| What is needed |
Please write out the data that follows, word for word.

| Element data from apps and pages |
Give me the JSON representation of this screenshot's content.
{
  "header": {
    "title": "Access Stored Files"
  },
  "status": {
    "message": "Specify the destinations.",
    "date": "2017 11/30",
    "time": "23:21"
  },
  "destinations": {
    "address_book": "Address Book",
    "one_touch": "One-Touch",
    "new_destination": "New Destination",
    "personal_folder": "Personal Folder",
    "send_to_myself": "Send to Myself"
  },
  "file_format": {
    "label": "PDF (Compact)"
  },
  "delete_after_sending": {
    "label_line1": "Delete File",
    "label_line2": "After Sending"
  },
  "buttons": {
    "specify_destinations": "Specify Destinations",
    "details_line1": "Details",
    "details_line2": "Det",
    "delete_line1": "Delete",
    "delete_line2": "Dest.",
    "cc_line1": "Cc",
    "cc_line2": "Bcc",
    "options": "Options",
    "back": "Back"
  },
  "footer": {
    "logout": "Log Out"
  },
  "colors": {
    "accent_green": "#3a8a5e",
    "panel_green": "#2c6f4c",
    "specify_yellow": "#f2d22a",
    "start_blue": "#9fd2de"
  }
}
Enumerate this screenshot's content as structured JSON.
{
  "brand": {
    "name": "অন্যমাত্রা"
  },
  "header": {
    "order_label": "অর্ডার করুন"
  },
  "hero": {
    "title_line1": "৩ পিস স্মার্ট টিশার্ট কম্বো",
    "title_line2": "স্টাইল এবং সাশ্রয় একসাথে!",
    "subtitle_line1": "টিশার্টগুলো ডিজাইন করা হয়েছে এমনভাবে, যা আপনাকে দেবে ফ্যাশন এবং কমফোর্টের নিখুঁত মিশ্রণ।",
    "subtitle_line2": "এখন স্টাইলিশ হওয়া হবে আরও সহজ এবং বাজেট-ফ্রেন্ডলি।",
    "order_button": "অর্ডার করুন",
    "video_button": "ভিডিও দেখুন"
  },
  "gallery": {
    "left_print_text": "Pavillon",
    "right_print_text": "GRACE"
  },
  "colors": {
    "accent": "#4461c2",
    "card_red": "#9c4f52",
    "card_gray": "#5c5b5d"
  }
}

| Answer to this problem |
Give me the JSON representation of this screenshot's content.
{
  "header": {
    "title": "Access Stored Files"
  },
  "status": {
    "message": "Specify the destinations.",
    "date": "2017 11/30",
    "time": "23:21"
  },
  "destinations": {
    "address_book": "Address Book",
    "one_touch": "One-Touch",
    "new_destination": "New Destination",
    "personal_folder": "Personal Folder",
    "send_to_myself": "Send to Myself"
  },
  "file_format": {
    "label": "PDF (Compact)"
  },
  "delete_after_sending": {
    "label_line1": "Delete File",
    "label_line2": "After Sending"
  },
  "buttons": {
    "specify_destinations": "Specify Destinations",
    "details_line1": "Details",
    "details_line2": "Det",
    "delete_line1": "Delete",
    "delete_line2": "Dest.",
    "cc_line1": "Cc",
    "cc_line2": "Bcc",
    "options": "Options",
    "back": "Back"
  },
  "footer": {
    "logout": "Log Out"
  },
  "colors": {
    "accent_green": "#3a8a5e",
    "panel_green": "#2c6f4c",
    "specify_yellow": "#f2d22a",
    "start_blue": "#9fd2de"
  }
}
Enumerate this screenshot's content as structured JSON.
{
  "brand": {
    "name": "অন্যমাত্রা"
  },
  "header": {
    "order_label": "অর্ডার করুন"
  },
  "hero": {
    "title_line1": "৩ পিস স্মার্ট টিশার্ট কম্বো",
    "title_line2": "স্টাইল এবং সাশ্রয় একসাথে!",
    "subtitle_line1": "টিশার্টগুলো ডিজাইন করা হয়েছে এমনভাবে, যা আপনাকে দেবে ফ্যাশন এবং কমফোর্টের নিখুঁত মিশ্রণ।",
    "subtitle_line2": "এখন স্টাইলিশ হওয়া হবে আরও সহজ এবং বাজেট-ফ্রেন্ডলি।",
    "order_button": "অর্ডার করুন",
    "video_button": "ভিডিও দেখুন"
  },
  "gallery": {
    "left_print_text": "Pavillon",
    "right_print_text": "GRACE"
  },
  "colors": {
    "accent": "#4461c2",
    "card_red": "#9c4f52",
    "card_gray": "#5c5b5d"
  }
}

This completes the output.